Kim Henry on Pfizer Whistleblower
Lee Y on Give Me Five
Linda Nemeth on Ricardo Bosi Public Address
Warwick Hibble on Ricardo Bosi Public Address
Lesley on The Data Is Ours
Patricia Poppeliers on Here We Go Again, Part 2
Dani Stevens on Trouble in Paradise
Colin Stevens on VICTORY FOR THE PEOPLE
Leanne Robyn on VICTORY FOR THE PEOPLE
Dianedraytonbuckland on Facebook: Judge, Jury and Executioner
Michael Chere on Before You Inject Your Child
Kerry Taylor on Which one of us is blind?
Kathy Hirsch on First Nations Locked Down
Gloria Feather on Undermining The Indigenous.
Marie Millikin on Let us talk about intuition.
Lucienne Helm on Let us talk about intuition.
Susan Wilson on The real revolution
Jennifer Leonard on 2020 a year to forget
F J on Strange Times
Tracey Parsons on IBAC DAY 9
stacie rose on Which one of us is blind?
Uncertainty on My Story, So Far
Tracey on A Veteran’s Plea
Zaidee Lens Van Rijn on My Story, So Far
Alissandra Moon on The Rise of Medical Apartheid
Peggy Gothe on Mum, I don’t feel well
Keith Cashman on Mum, I don’t feel well
Melinda c Taylor on Mum, I don’t feel well
Vaughan Oke on Which one of us is blind?
Jane Ramsay on Choice vs Ultimatum
Brian K Wilson on Which one of us is blind?

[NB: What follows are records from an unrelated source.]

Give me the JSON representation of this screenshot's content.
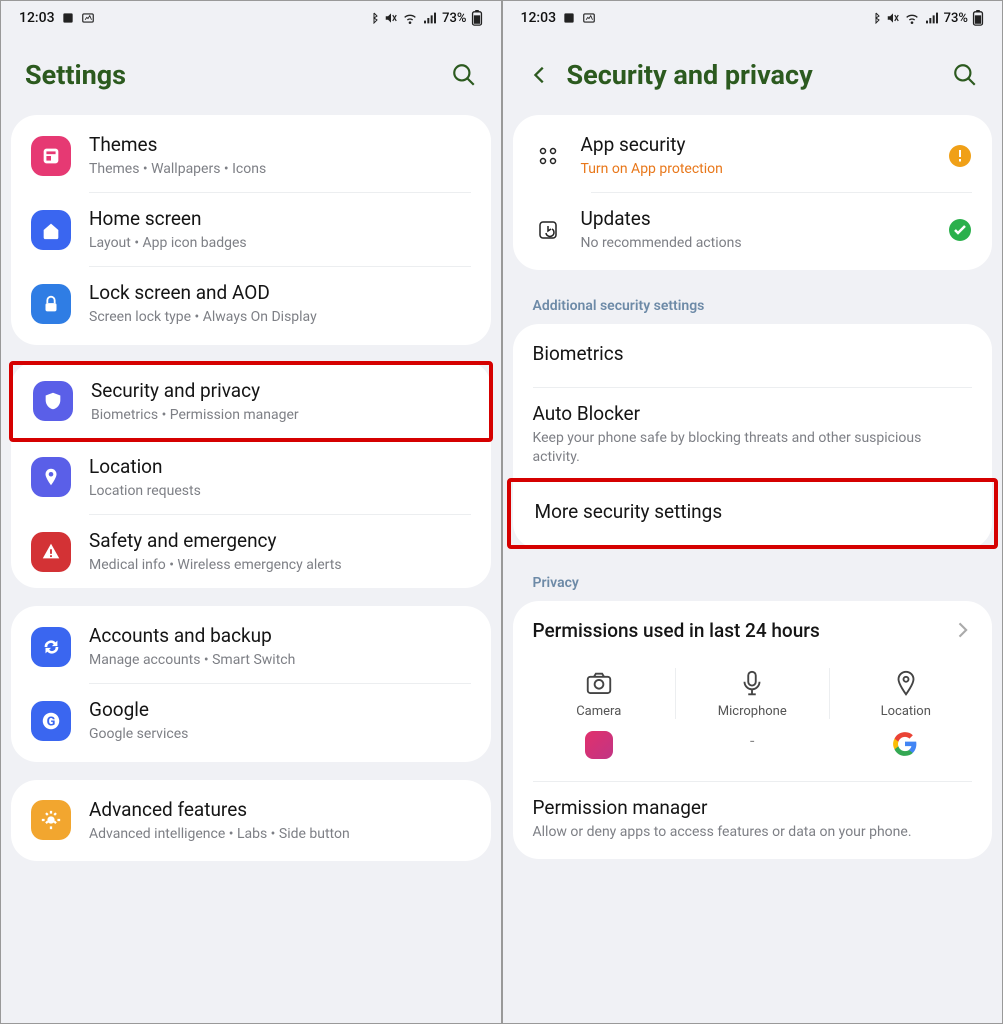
{
  "statusbar": {
    "time": "12:03",
    "battery": "73%"
  },
  "left": {
    "title": "Settings",
    "items": [
      {
        "title": "Themes",
        "sub": "Themes  •  Wallpapers  •  Icons"
      },
      {
        "title": "Home screen",
        "sub": "Layout  •  App icon badges"
      },
      {
        "title": "Lock screen and AOD",
        "sub": "Screen lock type  •  Always On Display"
      },
      {
        "title": "Security and privacy",
        "sub": "Biometrics  •  Permission manager"
      },
      {
        "title": "Location",
        "sub": "Location requests"
      },
      {
        "title": "Safety and emergency",
        "sub": "Medical info  •  Wireless emergency alerts"
      },
      {
        "title": "Accounts and backup",
        "sub": "Manage accounts  •  Smart Switch"
      },
      {
        "title": "Google",
        "sub": "Google services"
      },
      {
        "title": "Advanced features",
        "sub": "Advanced intelligence  •  Labs  •  Side button"
      }
    ]
  },
  "right": {
    "title": "Security and privacy",
    "top": [
      {
        "title": "App security",
        "sub": "Turn on App protection",
        "status": "warning"
      },
      {
        "title": "Updates",
        "sub": "No recommended actions",
        "status": "ok"
      }
    ],
    "section1": "Additional security settings",
    "sec_items": [
      {
        "title": "Biometrics"
      },
      {
        "title": "Auto Blocker",
        "sub": "Keep your phone safe by blocking threats and other suspicious activity."
      },
      {
        "title": "More security settings"
      }
    ],
    "section2": "Privacy",
    "permissions": {
      "header": "Permissions used in last 24 hours",
      "cols": [
        "Camera",
        "Microphone",
        "Location"
      ],
      "apps_mid": "-"
    },
    "perm_mgr": {
      "title": "Permission manager",
      "sub": "Allow or deny apps to access features or data on your phone."
    }
  }
}
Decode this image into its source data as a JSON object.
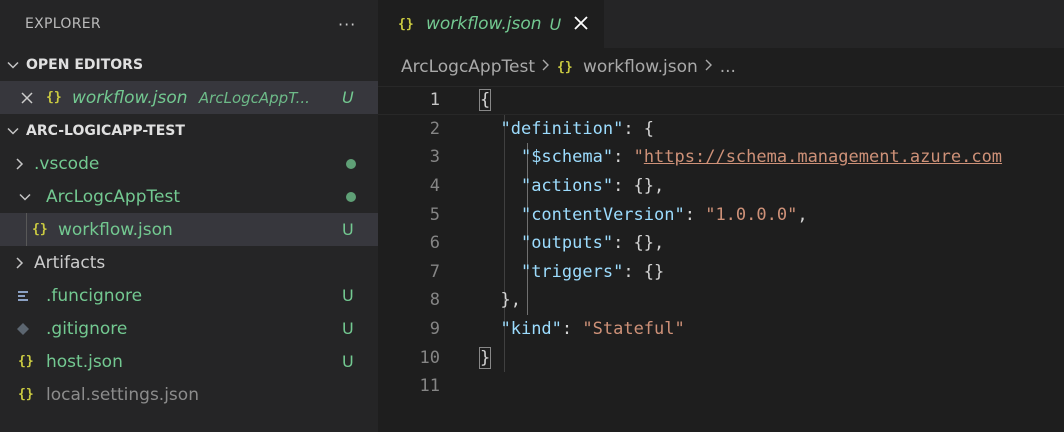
{
  "sidebar": {
    "title": "EXPLORER",
    "more_icon": "ellipsis-icon",
    "open_editors": {
      "heading": "OPEN EDITORS",
      "items": [
        {
          "name": "workflow.json",
          "path": "ArcLogcAppT...",
          "badge": "U"
        }
      ]
    },
    "project": {
      "heading": "ARC-LOGICAPP-TEST",
      "items": [
        {
          "name": ".vscode",
          "badge": ""
        },
        {
          "name": "ArcLogcAppTest",
          "badge": ""
        },
        {
          "name": "workflow.json",
          "badge": "U"
        },
        {
          "name": "Artifacts",
          "badge": ""
        },
        {
          "name": ".funcignore",
          "badge": "U"
        },
        {
          "name": ".gitignore",
          "badge": "U"
        },
        {
          "name": "host.json",
          "badge": "U"
        },
        {
          "name": "local.settings.json",
          "badge": ""
        }
      ]
    }
  },
  "editor": {
    "tab": {
      "name": "workflow.json",
      "badge": "U",
      "json_glyph": "{}"
    },
    "breadcrumb": {
      "folder": "ArcLogcAppTest",
      "file": "workflow.json",
      "more": "..."
    },
    "lines": [
      "1",
      "2",
      "3",
      "4",
      "5",
      "6",
      "7",
      "8",
      "9",
      "10",
      "11"
    ],
    "code": {
      "definition_key": "\"definition\"",
      "schema_key": "\"$schema\"",
      "schema_value": "https://schema.management.azure.com",
      "actions_key": "\"actions\"",
      "contentVersion_key": "\"contentVersion\"",
      "contentVersion_value": "\"1.0.0.0\"",
      "outputs_key": "\"outputs\"",
      "triggers_key": "\"triggers\"",
      "kind_key": "\"kind\"",
      "kind_value": "\"Stateful\""
    }
  },
  "colors": {
    "untracked": "#73c991",
    "json_icon": "#cbcb41",
    "json_key": "#9cdcfe",
    "json_string": "#ce9178"
  }
}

Scott Dawson on Which one of us is blind?
Sandra Dee on ST KILDA STREET PICNIC